Every professional criminal knows that there is less chance of getting caught if you minimize evidence of your presence from the crime scene. In addition to wearing precautionary rubber gloves and absorbable cotton, she or he may even exercise extra care by wiping down surfaces to eliminate the tiniest DNA fragment that could be the first evidentiary crumb for a cold case sleuth.
If those of us who suspect that our system was manipulated are correct, I’m sure that the manipulators have been much more efficient in covering their tracts than the people in the White House currently involved in hiding potentially incriminating evidence of present activities.
Sadly, we may never get the hard evidence needed to establish what happened to a reasonable degree of satisfaction. My skepticism is based on my own experience with the voting process. Like many others, I’m provided a paper form with the pre-printed names of the candidates.
Under the watchful eyes of casually observing monitors, I then find a private spot to shade in my selections. From there, I go to the electronic scanning machine and feed the ballot into the slot. Almost immediately, my choices are reflected on the electronic screen and I am asked to confirm. Once done, I return my bacteria-laden pencil to the box, and am presented a first-grader-like “I Voted” sticker before leaving the area.
That’s pretty much it. I have to trust that whatever I put on the paper and saw on the screen is exactly what will be tallied and recorded. The problem is, I don’t trust the system. I don’t know if my vote will ever count. Once I vote, why is there no printed receipt so that I can have a personal hard copy of my voting decision?
Better yet, why doesn’t the ballot machine produce a time stamped print out of my vote that will then be placed in a tamper proof ballot box? This simple procedure would ensure that challenges could be easily dealt with by ensuring that the hand counted paper printouts tally with the machine count.

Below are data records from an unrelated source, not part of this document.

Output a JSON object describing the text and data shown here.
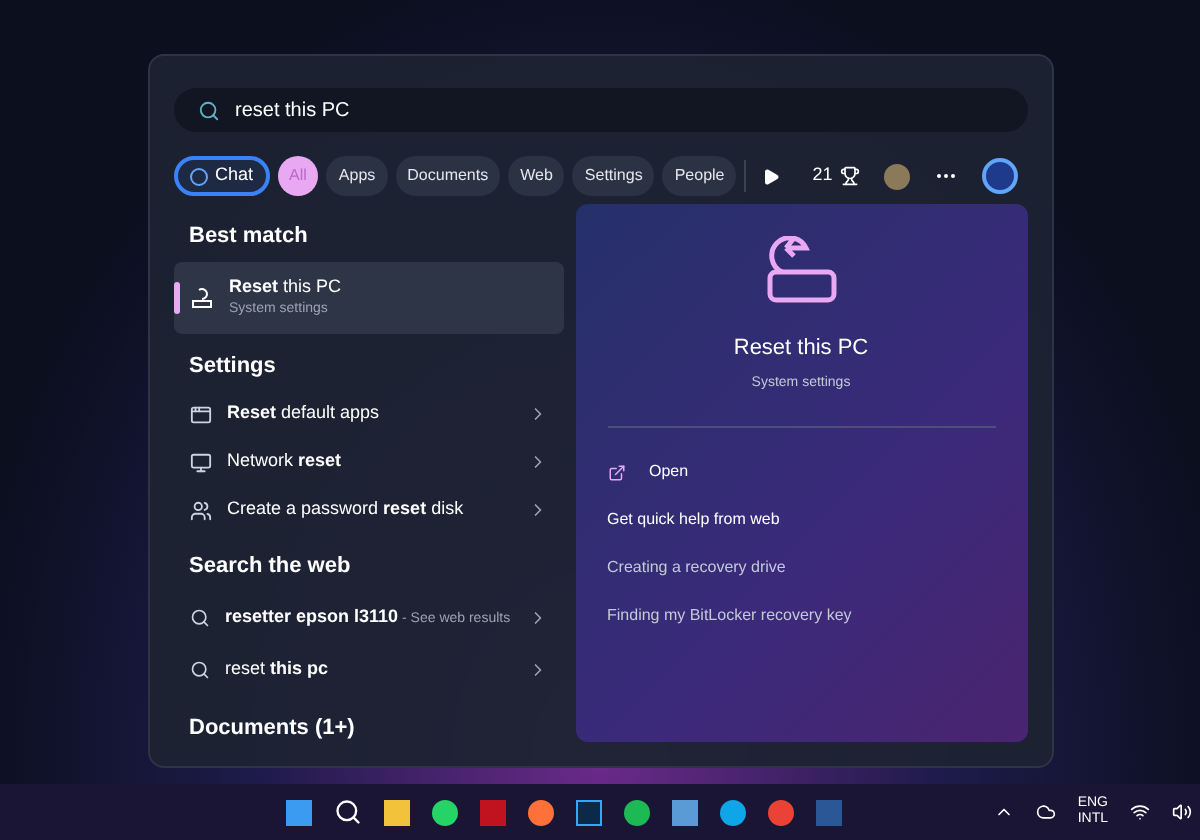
{
  "search": {
    "value": "reset this PC"
  },
  "chat_button": "Chat",
  "filters": [
    {
      "label": "All",
      "selected": true
    },
    {
      "label": "Apps",
      "selected": false
    },
    {
      "label": "Documents",
      "selected": false
    },
    {
      "label": "Web",
      "selected": false
    },
    {
      "label": "Settings",
      "selected": false
    },
    {
      "label": "People",
      "selected": false
    }
  ],
  "rewards_points": "21",
  "best_match": {
    "heading": "Best match",
    "title": "**Reset** this PC",
    "subtitle": "System settings",
    "selected": true
  },
  "settings": {
    "heading": "Settings",
    "items": [
      {
        "label": "**Reset** default apps"
      },
      {
        "label": "Network **reset**"
      },
      {
        "label": "Create a password **reset** disk"
      }
    ]
  },
  "web": {
    "heading": "Search the web",
    "items": [
      {
        "label": "**resetter epson l3110**",
        "suffix": "- See web results"
      },
      {
        "label": "reset **this pc**"
      }
    ]
  },
  "documents": {
    "heading": "Documents (1+)"
  },
  "preview": {
    "title": "Reset this PC",
    "subtitle": "System settings",
    "open": "Open",
    "help_heading": "Get quick help from web",
    "links": [
      "Creating a recovery drive",
      "Finding my BitLocker recovery key"
    ]
  },
  "taskbar": {
    "language": "ENG",
    "layout": "INTL"
  }
}
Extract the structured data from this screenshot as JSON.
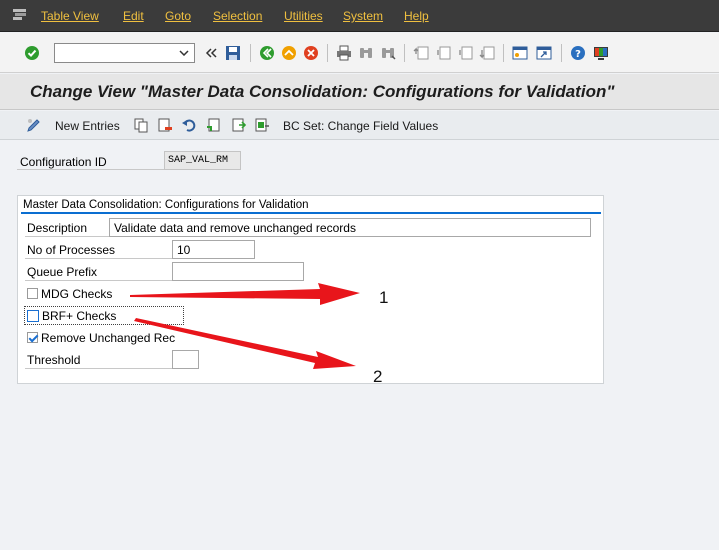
{
  "menubar": {
    "items": [
      "Table View",
      "Edit",
      "Goto",
      "Selection",
      "Utilities",
      "System",
      "Help"
    ]
  },
  "toolbar": {
    "command_field_value": "",
    "icons": [
      "enter-icon",
      "command-dropdown-icon",
      "back-arrows-icon",
      "save-icon",
      "back-icon",
      "exit-icon",
      "cancel-icon",
      "print-icon",
      "find-icon",
      "find-next-icon",
      "first-page-icon",
      "previous-page-icon",
      "next-page-icon",
      "last-page-icon",
      "create-session-icon",
      "shortcut-icon",
      "help-icon",
      "layout-menu-icon"
    ],
    "colors": {
      "enter": "#2e9c2e",
      "back": "#2e9c2e",
      "exit": "#f0a000",
      "cancel": "#e04020",
      "help": "#2a6fbf"
    }
  },
  "title": "Change View \"Master Data Consolidation: Configurations for Validation\"",
  "app_toolbar": {
    "new_entries": "New Entries",
    "bc_set": "BC Set: Change Field Values",
    "icons": [
      "display-change-icon",
      "copy-icon",
      "delete-icon",
      "undo-icon",
      "select-all-icon",
      "select-block-icon",
      "deselect-all-icon"
    ]
  },
  "config": {
    "label": "Configuration ID",
    "value": "SAP_VAL_RM"
  },
  "group": {
    "title": "Master Data Consolidation: Configurations for Validation",
    "description_label": "Description",
    "description_value": "Validate data and remove unchanged records",
    "processes_label": "No of Processes",
    "processes_value": "10",
    "queue_label": "Queue Prefix",
    "queue_value": "",
    "mdg_label": "MDG Checks",
    "mdg_checked": false,
    "brf_label": "BRF+ Checks",
    "brf_checked": false,
    "remove_label": "Remove Unchanged Rec",
    "remove_checked": true,
    "threshold_label": "Threshold",
    "threshold_value": ""
  },
  "annotations": {
    "arrow_color": "#e8151b",
    "labels": [
      "1",
      "2"
    ]
  }
}
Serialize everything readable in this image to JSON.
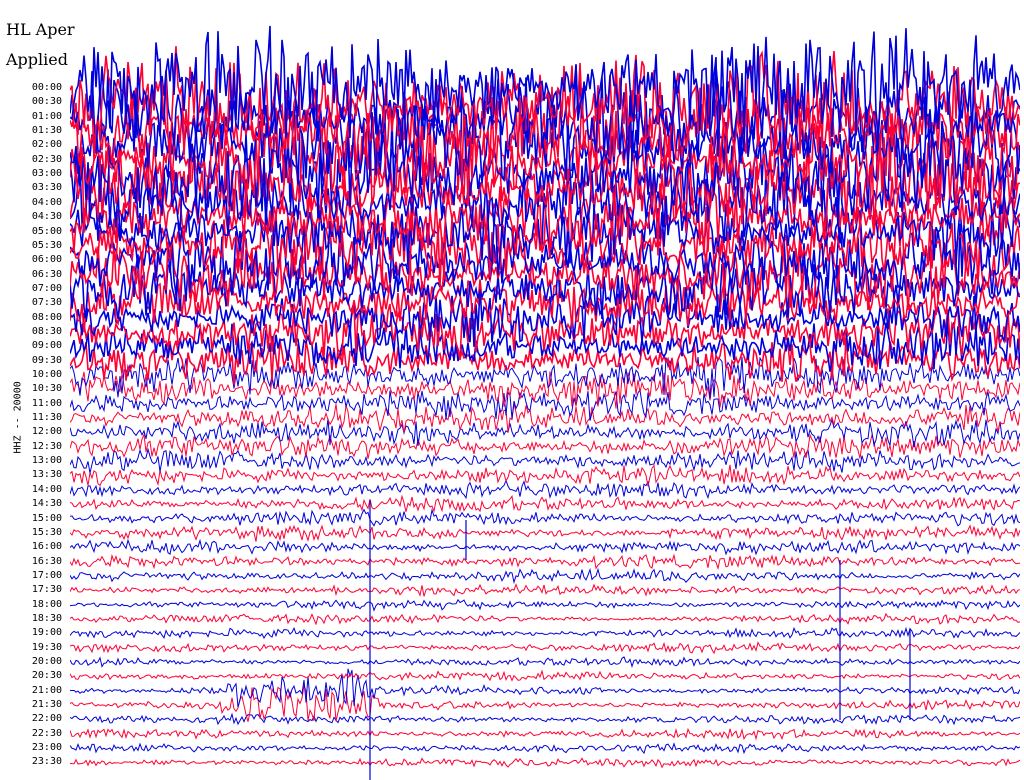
{
  "title_lines": [
    "HL Aper",
    "Applied"
  ],
  "station_label": "HHZ -- 20000",
  "time_labels": [
    "00:00",
    "00:30",
    "01:00",
    "01:30",
    "02:00",
    "02:30",
    "03:00",
    "03:30",
    "04:00",
    "04:30",
    "05:00",
    "05:30",
    "06:00",
    "06:30",
    "07:00",
    "07:30",
    "08:00",
    "08:30",
    "09:00",
    "09:30",
    "10:00",
    "10:30",
    "11:00",
    "11:30",
    "12:00",
    "12:30",
    "13:00",
    "13:30",
    "14:00",
    "14:30",
    "15:00",
    "15:30",
    "16:00",
    "16:30",
    "17:00",
    "17:30",
    "18:00",
    "18:30",
    "19:00",
    "19:30",
    "20:00",
    "20:30",
    "21:00",
    "21:30",
    "22:00",
    "22:30",
    "23:00",
    "23:30"
  ],
  "colors": {
    "trace_a": "#ff0033",
    "trace_b": "#0000dd",
    "background": "#ffffff"
  }
}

Unfortunately, this option is not available for the 2016 election. Nonetheless, I still believe that Hillary Clinton needs to officially challenge the results. If sabotage can be proven by other means, I believe this country will be much better served by another President Clinton than a President Trump.